“I don't write science fiction,” said Ray Bradbury(1920-2012) in one of his many interviews. “I've only done one science fiction book and that's Fahrenheit 451; it’s based on reality,” he continued. The book was given this name because 451 degrees is the temperature at which paper burns. Bradbury started writing in 1937 at the start of a Plan I have been associated with for nearly 60 years.1 He was 13 and he wrote every day for the rest of his life: until the day before yesterday, 5 June 2012.2 For Bradbury science fiction is a depiction of the real. Fantasy is a depiction of the unreal. –Ron Price with thanks to 1Wikipedia, 7 June 2012: the Baha’i teaching plan, and 2 Bradbury chose a burial place at Westwood Village Memorial Park Cemetery in Los Angeles with a headstone that reads "Author of Fahrenheit 451".
You brought sci-fi into the mainstream
by writing lyrically & evocatively about
the lands of the imagination,1 but my life
of reading took me in different directions.
Your mind was ignited by reading-fever at
the age of 8; my fevers were of the body in
sport, playing, fun and games. It would be
years before my mind was ignited: my late
teens and twenties turned my imagination
loose, but not in the direction of sci-fi…..
Mine was the slow working, by sensible and
insensible degrees, of my intellect in the wide
fields of the social sciences and humanities. As
the years went on the biological, & the physical-
applied sciences kept my mind on heat…...We
occupied such different landscapes you and I,
Ray. I wish you well now that you occupy that
land of the undiscovered country from which no
man returns, a whole new world for you & your
imagination, Ray. Go to it with that same fever!!
1 Bradbury is credited with writing 27 novels and over 600 short stories. More than eight million copies of his works, published in over 36 languages, have been sold around the world.
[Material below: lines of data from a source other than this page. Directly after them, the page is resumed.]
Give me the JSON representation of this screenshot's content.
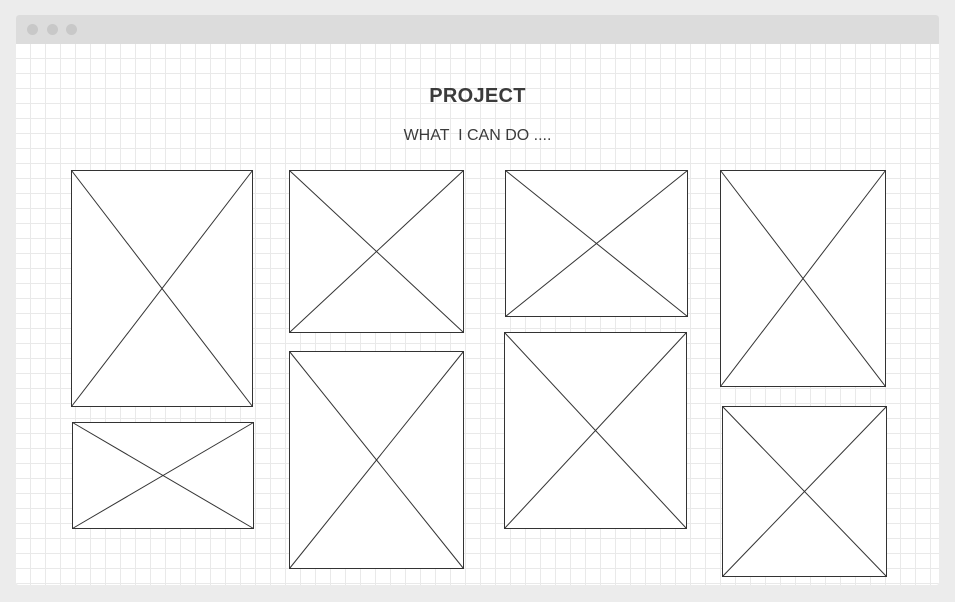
{
  "page": {
    "title": "PROJECT",
    "subtitle": "WHAT  I CAN DO ...."
  },
  "window": {
    "buttons": [
      "close",
      "minimize",
      "maximize"
    ]
  },
  "gallery": {
    "placeholder_count": 8,
    "placeholder_kind": "image-placeholder"
  },
  "colors": {
    "background": "#ececec",
    "titlebar": "#dcdcdc",
    "grid": "#e9e9e9",
    "stroke": "#333333",
    "text": "#3b3b3b"
  }
}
Gerald Jonas, "Ray Bradbury, Master of Science Fiction, Dies at 91," The New York Times, 6 June 2012.
7 June 2012